(WORK ITEM) Read through the listing, and wherever a line holds the word "UltiMaker", return it.

(ENTRIES PROVIDED)
"""
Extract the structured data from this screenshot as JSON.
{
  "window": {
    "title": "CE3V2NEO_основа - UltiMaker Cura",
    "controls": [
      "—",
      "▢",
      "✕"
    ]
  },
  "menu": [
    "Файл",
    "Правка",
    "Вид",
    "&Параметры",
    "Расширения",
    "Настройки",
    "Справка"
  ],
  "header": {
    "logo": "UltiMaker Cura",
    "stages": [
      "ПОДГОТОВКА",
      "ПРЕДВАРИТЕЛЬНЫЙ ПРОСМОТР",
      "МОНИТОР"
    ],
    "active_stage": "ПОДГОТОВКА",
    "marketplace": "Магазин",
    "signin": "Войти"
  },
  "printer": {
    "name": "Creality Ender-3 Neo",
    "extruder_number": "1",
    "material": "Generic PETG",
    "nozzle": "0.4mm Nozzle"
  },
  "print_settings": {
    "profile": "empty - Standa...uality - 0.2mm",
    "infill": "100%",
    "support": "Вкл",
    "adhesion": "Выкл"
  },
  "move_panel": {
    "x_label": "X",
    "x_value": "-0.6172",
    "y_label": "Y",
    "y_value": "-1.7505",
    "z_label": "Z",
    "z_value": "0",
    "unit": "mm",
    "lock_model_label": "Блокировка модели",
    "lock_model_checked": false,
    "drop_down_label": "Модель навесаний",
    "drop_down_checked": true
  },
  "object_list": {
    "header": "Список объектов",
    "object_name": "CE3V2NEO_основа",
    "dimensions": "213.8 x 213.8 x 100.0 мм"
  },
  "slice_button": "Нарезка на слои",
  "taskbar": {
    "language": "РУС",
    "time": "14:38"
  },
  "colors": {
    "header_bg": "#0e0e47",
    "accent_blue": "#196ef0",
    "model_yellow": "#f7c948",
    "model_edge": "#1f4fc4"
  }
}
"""
(THE ANSWER)
    "title": "CE3V2NEO_основа - UltiMaker Cura",
    "logo": "UltiMaker Cura",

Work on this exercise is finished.